◆ WHAT NEEDS TO BE DONE
Say how many lines in the listing contain the string "November", giving the number alone.

◆ EXTRACTED MATERIAL
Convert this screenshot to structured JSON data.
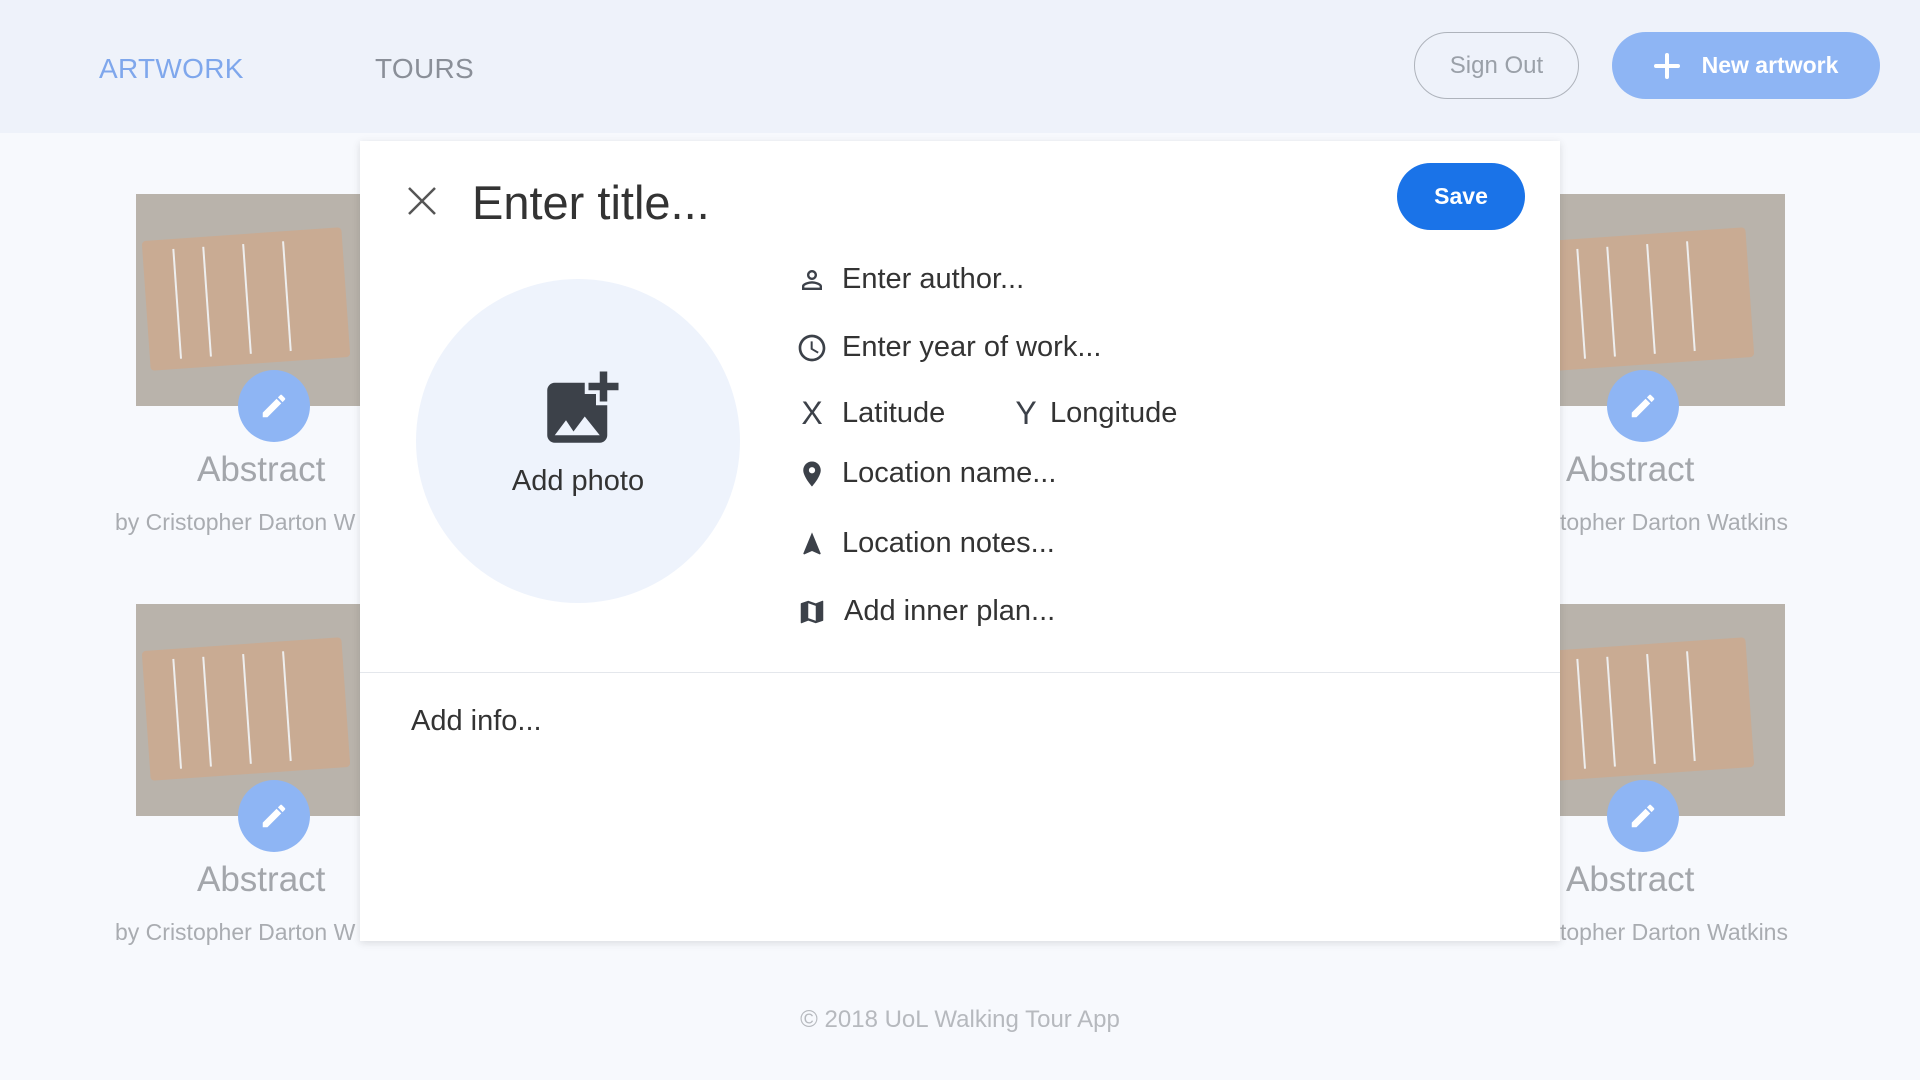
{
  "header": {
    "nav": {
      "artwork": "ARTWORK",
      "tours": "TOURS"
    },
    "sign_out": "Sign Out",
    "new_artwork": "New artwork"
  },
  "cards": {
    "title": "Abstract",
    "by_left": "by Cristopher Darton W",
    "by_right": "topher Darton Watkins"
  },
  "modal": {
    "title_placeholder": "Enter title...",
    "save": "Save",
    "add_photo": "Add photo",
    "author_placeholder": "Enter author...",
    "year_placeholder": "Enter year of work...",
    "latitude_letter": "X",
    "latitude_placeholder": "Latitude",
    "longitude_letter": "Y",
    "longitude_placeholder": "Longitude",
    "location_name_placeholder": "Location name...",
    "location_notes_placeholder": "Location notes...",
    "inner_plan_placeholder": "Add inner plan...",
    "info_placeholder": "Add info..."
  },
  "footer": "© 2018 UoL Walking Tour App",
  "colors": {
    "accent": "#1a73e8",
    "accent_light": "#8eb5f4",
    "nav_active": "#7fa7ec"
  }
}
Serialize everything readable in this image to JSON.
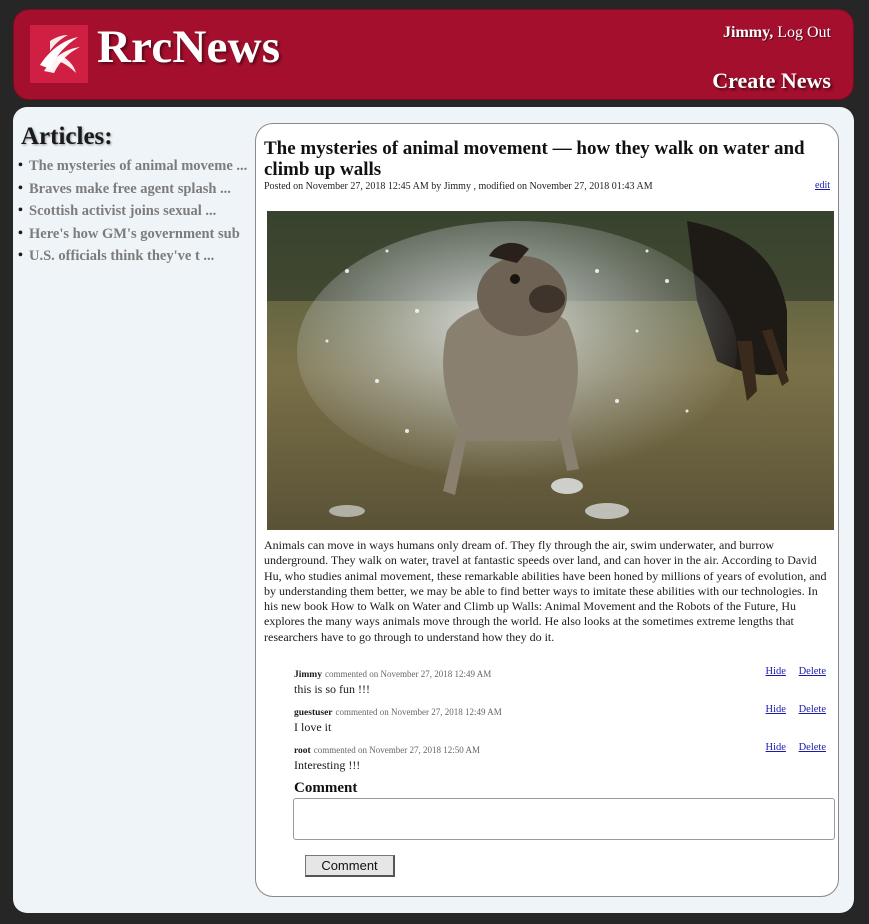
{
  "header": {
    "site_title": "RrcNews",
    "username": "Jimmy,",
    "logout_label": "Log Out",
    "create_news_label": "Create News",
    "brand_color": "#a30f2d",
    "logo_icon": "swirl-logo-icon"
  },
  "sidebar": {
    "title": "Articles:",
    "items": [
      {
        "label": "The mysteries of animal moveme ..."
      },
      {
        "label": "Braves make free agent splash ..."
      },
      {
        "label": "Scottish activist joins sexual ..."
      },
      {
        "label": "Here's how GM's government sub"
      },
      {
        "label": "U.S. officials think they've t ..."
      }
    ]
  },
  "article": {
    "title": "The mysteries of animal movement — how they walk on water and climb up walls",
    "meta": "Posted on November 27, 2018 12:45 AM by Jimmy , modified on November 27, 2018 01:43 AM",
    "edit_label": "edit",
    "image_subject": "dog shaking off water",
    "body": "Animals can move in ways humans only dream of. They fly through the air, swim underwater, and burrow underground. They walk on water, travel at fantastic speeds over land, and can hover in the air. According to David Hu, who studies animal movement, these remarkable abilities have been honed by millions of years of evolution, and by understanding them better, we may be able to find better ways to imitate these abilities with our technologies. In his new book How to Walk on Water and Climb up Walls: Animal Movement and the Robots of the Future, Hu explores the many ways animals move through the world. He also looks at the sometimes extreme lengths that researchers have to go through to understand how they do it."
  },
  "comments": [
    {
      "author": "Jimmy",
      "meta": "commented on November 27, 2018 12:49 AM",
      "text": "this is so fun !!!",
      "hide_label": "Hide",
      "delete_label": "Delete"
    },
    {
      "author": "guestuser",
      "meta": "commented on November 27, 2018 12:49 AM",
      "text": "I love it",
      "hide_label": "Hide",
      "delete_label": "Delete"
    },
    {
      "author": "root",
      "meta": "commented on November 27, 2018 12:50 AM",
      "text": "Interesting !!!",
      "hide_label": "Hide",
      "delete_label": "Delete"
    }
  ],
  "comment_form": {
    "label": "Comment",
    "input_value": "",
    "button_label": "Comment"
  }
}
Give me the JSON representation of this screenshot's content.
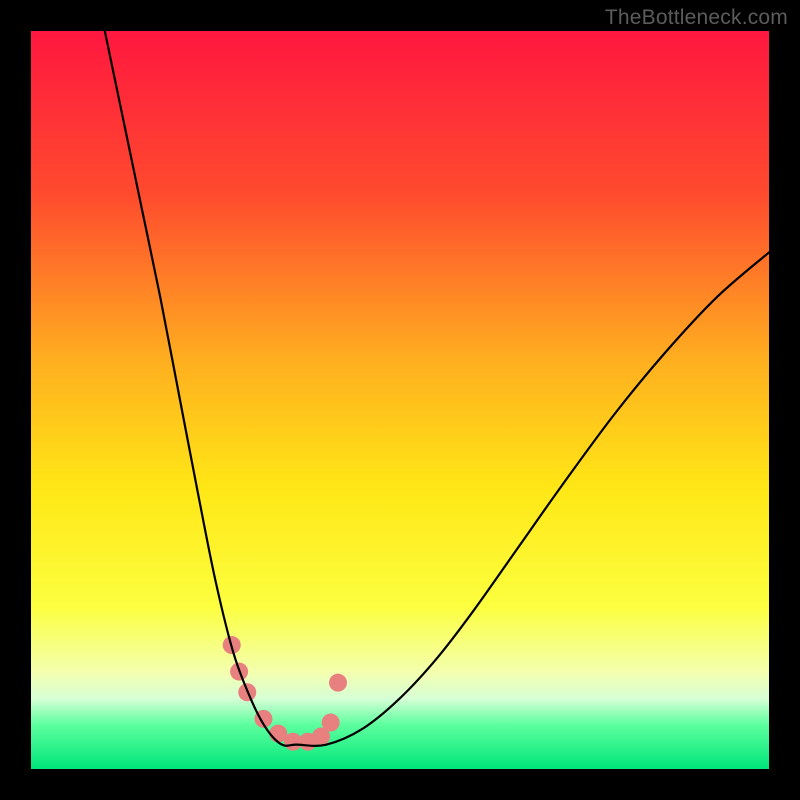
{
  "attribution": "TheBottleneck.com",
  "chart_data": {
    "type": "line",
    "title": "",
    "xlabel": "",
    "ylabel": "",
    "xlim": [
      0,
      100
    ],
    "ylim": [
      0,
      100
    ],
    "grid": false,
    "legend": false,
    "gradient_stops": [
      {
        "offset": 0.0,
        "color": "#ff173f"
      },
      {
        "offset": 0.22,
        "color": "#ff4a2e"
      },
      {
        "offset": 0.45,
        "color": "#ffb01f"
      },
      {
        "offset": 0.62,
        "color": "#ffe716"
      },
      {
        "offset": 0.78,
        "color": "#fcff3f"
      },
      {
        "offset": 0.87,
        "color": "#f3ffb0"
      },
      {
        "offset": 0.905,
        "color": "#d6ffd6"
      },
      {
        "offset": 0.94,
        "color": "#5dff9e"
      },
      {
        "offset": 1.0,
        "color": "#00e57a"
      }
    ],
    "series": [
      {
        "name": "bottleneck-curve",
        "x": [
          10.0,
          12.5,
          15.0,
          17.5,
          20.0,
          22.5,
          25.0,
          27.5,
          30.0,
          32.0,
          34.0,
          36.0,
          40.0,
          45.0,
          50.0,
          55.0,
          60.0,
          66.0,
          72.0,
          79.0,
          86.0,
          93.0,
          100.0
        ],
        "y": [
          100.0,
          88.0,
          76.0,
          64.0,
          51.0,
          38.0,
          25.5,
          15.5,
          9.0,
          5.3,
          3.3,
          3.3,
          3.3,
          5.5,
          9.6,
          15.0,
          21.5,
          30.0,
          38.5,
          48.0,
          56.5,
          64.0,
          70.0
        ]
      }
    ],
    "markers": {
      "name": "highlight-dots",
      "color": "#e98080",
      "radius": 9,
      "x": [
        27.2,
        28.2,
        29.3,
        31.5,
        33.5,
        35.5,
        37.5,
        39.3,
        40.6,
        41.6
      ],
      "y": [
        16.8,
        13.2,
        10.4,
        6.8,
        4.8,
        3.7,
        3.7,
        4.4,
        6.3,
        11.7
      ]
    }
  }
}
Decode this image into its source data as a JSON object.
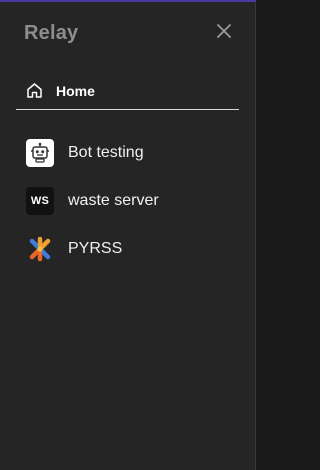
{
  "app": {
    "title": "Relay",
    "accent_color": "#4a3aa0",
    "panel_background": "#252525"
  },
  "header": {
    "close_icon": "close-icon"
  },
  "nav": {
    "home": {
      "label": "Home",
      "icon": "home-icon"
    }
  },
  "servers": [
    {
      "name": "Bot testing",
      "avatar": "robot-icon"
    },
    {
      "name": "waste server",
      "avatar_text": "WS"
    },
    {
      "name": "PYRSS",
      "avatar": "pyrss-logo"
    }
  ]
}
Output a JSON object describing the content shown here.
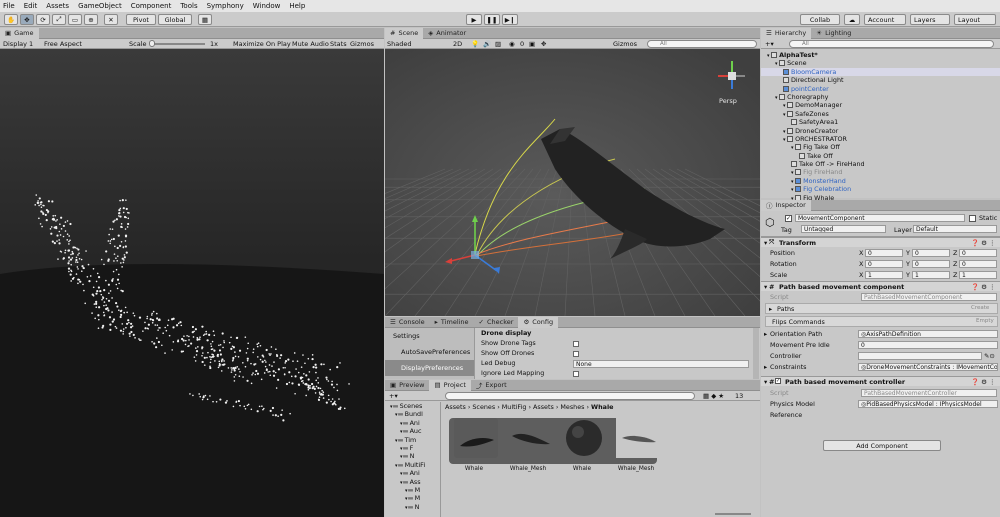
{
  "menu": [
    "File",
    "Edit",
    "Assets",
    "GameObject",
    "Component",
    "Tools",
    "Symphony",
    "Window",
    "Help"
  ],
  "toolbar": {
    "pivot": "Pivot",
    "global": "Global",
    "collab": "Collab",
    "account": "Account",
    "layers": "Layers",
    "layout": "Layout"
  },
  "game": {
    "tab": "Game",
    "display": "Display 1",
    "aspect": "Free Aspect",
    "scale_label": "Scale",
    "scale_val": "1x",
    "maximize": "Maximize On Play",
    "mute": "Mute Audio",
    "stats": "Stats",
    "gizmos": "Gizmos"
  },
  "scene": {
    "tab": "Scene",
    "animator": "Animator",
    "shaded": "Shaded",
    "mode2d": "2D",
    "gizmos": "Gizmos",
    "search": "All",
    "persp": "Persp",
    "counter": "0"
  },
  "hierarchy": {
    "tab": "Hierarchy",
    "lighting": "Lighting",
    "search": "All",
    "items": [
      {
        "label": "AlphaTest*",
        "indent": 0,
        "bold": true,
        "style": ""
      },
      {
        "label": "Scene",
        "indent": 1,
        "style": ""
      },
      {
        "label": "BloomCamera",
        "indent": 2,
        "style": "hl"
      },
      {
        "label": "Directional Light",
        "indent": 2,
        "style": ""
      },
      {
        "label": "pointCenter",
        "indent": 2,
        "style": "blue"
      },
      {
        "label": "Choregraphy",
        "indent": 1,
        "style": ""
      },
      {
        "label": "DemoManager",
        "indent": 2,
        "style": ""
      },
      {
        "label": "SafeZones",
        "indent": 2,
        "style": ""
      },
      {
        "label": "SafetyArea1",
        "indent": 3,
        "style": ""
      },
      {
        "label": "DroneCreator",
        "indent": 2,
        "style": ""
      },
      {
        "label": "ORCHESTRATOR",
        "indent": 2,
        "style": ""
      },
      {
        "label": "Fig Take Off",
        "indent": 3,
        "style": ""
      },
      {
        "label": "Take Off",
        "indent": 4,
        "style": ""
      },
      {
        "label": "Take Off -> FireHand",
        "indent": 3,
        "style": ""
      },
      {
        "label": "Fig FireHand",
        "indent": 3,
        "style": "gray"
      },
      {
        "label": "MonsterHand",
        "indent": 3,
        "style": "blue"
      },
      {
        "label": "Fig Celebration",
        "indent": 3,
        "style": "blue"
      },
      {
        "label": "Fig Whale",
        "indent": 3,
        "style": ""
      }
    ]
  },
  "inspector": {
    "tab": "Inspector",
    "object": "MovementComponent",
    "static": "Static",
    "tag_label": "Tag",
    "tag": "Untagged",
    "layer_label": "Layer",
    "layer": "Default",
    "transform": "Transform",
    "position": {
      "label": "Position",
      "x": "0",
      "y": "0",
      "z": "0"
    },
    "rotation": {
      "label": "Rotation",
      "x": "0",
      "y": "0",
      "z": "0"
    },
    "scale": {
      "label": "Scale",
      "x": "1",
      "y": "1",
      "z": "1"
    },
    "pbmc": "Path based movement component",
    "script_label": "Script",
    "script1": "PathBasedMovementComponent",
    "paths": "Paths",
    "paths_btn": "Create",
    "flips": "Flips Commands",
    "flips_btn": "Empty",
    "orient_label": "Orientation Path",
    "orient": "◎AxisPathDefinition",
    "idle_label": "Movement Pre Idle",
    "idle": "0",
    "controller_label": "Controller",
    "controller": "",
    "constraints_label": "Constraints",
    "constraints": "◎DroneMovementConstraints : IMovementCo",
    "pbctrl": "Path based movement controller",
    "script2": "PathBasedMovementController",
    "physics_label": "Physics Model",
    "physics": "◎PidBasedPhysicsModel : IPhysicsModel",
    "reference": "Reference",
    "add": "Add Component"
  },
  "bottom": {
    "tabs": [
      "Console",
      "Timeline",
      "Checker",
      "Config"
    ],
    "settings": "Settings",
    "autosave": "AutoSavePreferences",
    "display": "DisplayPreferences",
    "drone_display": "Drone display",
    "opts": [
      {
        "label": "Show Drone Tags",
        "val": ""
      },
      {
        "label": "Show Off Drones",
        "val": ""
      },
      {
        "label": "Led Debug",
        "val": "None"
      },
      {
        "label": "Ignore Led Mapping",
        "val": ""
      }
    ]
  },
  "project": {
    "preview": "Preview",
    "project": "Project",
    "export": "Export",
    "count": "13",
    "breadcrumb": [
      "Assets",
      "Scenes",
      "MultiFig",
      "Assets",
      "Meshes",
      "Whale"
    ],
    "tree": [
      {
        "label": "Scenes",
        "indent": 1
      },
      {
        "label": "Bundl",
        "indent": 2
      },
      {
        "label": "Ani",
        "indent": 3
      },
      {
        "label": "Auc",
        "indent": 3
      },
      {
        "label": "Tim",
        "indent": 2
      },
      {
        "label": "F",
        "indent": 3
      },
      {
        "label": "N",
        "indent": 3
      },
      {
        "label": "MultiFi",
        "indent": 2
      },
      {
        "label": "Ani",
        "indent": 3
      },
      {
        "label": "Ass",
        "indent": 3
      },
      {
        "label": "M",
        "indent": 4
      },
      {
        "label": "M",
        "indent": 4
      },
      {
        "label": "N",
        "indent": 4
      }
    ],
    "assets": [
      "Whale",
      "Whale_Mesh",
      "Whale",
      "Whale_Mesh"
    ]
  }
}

◆ TASK SOLUTION
4